*YOUR OBJECTIVE*: Identify each line in the records below that contains the word "Ctrl", and copy it.

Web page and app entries
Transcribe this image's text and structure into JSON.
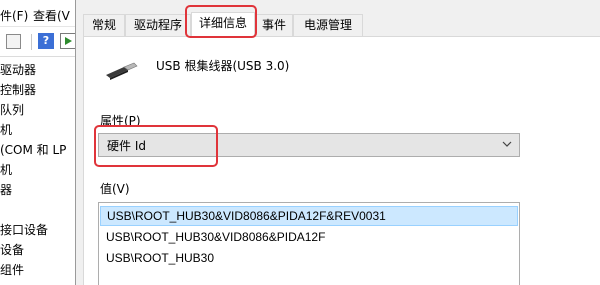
{
  "background_window": {
    "menu": [
      {
        "label": "件(F)"
      },
      {
        "label": "查看(V"
      }
    ],
    "tree_items": [
      {
        "label": "驱动器"
      },
      {
        "label": "控制器"
      },
      {
        "label": "队列"
      },
      {
        "label": "机"
      },
      {
        "label": "(COM 和 LP"
      },
      {
        "label": "机"
      },
      {
        "label": "器"
      },
      {
        "label": ""
      },
      {
        "label": "接口设备"
      },
      {
        "label": "设备"
      },
      {
        "label": "组件"
      }
    ]
  },
  "dialog": {
    "tabs": [
      {
        "label": "常规"
      },
      {
        "label": "驱动程序"
      },
      {
        "label": "详细信息"
      },
      {
        "label": "事件"
      },
      {
        "label": "电源管理"
      }
    ],
    "active_tab_index": 2,
    "device_name": "USB 根集线器(USB 3.0)",
    "property_label": "属性(P)",
    "property_value": "硬件 Id",
    "value_label": "值(V)",
    "values": [
      {
        "text": "USB\\ROOT_HUB30&VID8086&PIDA12F&REV0031",
        "selected": true
      },
      {
        "text": "USB\\ROOT_HUB30&VID8086&PIDA12F",
        "selected": false
      },
      {
        "text": "USB\\ROOT_HUB30",
        "selected": false
      }
    ]
  },
  "colors": {
    "highlight_red": "#e0343a",
    "selection_blue": "#cce8ff",
    "dialog_bg": "#f0f0f0"
  }
}
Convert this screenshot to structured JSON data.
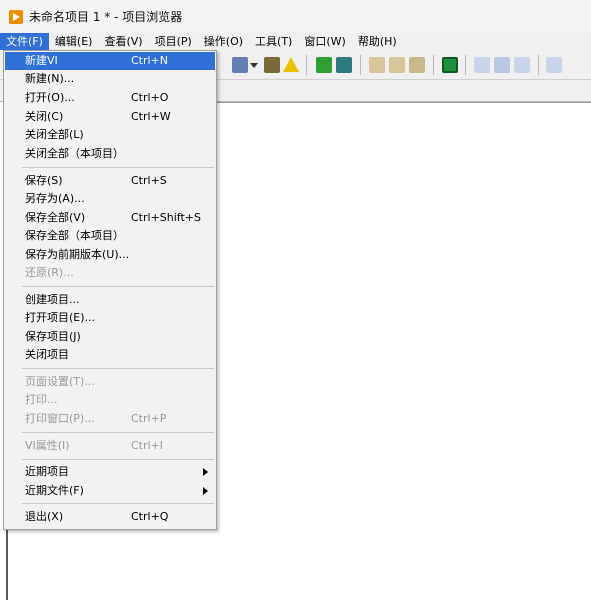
{
  "window": {
    "title": "未命名项目 1 * - 项目浏览器"
  },
  "menubar": {
    "items": [
      "文件(F)",
      "编辑(E)",
      "查看(V)",
      "项目(P)",
      "操作(O)",
      "工具(T)",
      "窗口(W)",
      "帮助(H)"
    ]
  },
  "file_menu": {
    "new_vi": {
      "label": "新建VI",
      "shortcut": "Ctrl+N"
    },
    "new": {
      "label": "新建(N)..."
    },
    "open": {
      "label": "打开(O)...",
      "shortcut": "Ctrl+O"
    },
    "close": {
      "label": "关闭(C)",
      "shortcut": "Ctrl+W"
    },
    "close_all": {
      "label": "关闭全部(L)"
    },
    "close_all_project": {
      "label": "关闭全部（本项目）"
    },
    "save": {
      "label": "保存(S)",
      "shortcut": "Ctrl+S"
    },
    "save_as": {
      "label": "另存为(A)..."
    },
    "save_all": {
      "label": "保存全部(V)",
      "shortcut": "Ctrl+Shift+S"
    },
    "save_all_project": {
      "label": "保存全部（本项目）"
    },
    "save_previous": {
      "label": "保存为前期版本(U)..."
    },
    "revert": {
      "label": "还原(R)..."
    },
    "create_project": {
      "label": "创建项目..."
    },
    "open_project": {
      "label": "打开项目(E)..."
    },
    "save_project": {
      "label": "保存项目(J)"
    },
    "close_project": {
      "label": "关闭项目"
    },
    "page_setup": {
      "label": "页面设置(T)..."
    },
    "print": {
      "label": "打印..."
    },
    "print_window": {
      "label": "打印窗口(P)...",
      "shortcut": "Ctrl+P"
    },
    "vi_properties": {
      "label": "VI属性(I)",
      "shortcut": "Ctrl+I"
    },
    "recent_projects": {
      "label": "近期项目"
    },
    "recent_files": {
      "label": "近期文件(F)"
    },
    "exit": {
      "label": "退出(X)",
      "shortcut": "Ctrl+Q"
    }
  },
  "colors": {
    "highlight": "#2f6fd6",
    "disabled_text": "#9a9a9a",
    "app_icon": "#f08c00"
  }
}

*OUTPUT BELOW*:
      "shortcut": "Ctrl+N"
      "shortcut": "Ctrl+O"
      "shortcut": "Ctrl+W"
      "shortcut": "Ctrl+S"
      "shortcut": "Ctrl+Shift+S"
      "shortcut": "Ctrl+P"
      "shortcut": "Ctrl+I"
      "shortcut": "Ctrl+Q"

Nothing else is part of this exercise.